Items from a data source

*** Block opens ***

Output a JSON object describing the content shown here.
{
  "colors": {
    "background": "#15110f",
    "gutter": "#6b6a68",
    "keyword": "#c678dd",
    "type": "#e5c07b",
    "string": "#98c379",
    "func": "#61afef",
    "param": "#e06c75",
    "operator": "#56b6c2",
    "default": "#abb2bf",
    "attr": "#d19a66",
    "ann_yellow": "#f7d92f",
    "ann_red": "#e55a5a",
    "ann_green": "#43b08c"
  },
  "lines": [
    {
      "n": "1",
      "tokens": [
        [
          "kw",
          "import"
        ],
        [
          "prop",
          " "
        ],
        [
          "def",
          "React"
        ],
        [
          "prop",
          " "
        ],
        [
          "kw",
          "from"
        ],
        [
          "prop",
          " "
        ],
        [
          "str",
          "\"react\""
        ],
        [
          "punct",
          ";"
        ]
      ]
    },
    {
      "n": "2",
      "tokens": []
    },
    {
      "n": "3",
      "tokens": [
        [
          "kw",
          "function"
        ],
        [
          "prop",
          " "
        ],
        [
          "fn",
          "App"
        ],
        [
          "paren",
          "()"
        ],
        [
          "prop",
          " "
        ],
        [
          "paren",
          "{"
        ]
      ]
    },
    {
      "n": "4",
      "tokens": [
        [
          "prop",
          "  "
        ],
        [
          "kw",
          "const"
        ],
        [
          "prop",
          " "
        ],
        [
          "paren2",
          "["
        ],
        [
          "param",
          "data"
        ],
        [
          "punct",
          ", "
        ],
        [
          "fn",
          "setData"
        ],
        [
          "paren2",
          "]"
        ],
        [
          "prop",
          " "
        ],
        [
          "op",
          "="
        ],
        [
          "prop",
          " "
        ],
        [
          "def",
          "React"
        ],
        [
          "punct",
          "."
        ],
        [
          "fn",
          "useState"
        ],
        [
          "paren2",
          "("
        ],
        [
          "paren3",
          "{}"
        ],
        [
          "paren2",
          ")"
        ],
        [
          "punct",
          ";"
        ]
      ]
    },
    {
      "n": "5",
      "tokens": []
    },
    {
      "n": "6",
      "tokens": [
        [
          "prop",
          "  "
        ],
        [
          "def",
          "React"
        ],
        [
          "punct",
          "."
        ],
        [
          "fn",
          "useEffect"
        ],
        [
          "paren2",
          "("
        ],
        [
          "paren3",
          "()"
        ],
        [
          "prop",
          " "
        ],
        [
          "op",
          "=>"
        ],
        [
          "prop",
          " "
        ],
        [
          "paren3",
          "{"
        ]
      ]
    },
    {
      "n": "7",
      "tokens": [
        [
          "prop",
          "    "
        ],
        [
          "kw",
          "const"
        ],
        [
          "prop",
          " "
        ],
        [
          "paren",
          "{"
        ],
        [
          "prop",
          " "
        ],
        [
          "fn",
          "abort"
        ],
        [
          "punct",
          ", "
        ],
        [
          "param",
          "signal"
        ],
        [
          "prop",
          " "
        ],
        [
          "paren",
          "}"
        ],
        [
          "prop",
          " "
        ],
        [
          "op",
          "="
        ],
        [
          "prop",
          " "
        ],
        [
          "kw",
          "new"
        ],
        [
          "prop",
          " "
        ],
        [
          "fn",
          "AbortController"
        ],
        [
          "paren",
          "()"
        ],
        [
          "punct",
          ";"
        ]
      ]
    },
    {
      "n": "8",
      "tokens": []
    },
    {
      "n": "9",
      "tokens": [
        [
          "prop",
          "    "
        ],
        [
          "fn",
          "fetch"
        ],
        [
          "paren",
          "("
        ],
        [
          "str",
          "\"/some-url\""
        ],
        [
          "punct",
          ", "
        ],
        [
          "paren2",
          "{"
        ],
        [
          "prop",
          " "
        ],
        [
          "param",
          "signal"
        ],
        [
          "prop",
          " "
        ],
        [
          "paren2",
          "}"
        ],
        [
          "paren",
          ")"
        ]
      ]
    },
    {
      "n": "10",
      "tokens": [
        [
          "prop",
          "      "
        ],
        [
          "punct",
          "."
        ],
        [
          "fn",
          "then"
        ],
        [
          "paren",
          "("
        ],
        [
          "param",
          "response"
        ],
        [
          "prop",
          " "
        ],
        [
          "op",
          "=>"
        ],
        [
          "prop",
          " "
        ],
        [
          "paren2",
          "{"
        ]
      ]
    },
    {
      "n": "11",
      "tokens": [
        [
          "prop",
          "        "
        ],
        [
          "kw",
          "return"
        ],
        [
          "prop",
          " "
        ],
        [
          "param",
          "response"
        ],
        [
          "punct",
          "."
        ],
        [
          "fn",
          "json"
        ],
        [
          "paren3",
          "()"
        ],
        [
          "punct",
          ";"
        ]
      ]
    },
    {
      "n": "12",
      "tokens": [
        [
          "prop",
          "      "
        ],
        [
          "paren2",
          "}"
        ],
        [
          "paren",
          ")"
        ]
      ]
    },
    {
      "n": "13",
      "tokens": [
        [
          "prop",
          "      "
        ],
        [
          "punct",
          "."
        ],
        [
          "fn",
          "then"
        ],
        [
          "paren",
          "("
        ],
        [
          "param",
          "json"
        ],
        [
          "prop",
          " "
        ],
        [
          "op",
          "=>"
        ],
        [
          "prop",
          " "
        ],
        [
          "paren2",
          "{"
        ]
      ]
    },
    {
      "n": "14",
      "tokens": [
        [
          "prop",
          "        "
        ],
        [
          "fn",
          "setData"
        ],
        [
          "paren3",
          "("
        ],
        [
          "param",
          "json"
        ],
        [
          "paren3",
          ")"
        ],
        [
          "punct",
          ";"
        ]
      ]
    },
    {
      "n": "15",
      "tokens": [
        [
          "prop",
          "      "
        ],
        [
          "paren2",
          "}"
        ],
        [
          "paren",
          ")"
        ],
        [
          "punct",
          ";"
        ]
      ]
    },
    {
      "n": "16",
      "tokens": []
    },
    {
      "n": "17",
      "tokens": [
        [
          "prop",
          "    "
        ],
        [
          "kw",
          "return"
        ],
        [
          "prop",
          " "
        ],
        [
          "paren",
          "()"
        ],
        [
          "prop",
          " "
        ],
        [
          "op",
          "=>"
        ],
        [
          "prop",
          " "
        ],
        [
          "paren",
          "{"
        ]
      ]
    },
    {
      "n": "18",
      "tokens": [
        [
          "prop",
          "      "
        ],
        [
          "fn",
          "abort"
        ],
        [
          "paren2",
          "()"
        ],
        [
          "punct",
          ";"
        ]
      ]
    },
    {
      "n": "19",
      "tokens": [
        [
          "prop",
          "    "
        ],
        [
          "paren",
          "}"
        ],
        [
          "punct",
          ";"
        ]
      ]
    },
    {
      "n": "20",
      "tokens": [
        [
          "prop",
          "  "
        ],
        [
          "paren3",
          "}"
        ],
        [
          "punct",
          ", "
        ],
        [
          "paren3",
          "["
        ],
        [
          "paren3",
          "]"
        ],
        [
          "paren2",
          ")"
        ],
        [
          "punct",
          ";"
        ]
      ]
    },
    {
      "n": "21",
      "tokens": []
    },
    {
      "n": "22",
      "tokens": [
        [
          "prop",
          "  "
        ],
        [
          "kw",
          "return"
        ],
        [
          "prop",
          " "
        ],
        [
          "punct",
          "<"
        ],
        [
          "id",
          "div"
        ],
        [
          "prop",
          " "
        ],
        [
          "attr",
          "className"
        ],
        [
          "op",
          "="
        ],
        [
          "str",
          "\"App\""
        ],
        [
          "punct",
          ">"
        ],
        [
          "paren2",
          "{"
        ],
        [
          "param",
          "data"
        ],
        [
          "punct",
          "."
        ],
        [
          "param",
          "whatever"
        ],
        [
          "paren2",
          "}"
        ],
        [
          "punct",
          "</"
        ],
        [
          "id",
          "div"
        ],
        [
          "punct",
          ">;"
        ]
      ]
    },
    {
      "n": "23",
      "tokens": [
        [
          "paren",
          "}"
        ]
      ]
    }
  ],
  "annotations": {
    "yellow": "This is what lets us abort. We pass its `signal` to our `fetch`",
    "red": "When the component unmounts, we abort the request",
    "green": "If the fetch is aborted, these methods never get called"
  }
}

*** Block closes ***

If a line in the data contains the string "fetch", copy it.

- **Task response**
          "fetch"
    "yellow": "This is what lets us abort. We pass its `signal` to our `fetch`",
    "green": "If the fetch is aborted, these methods never get called"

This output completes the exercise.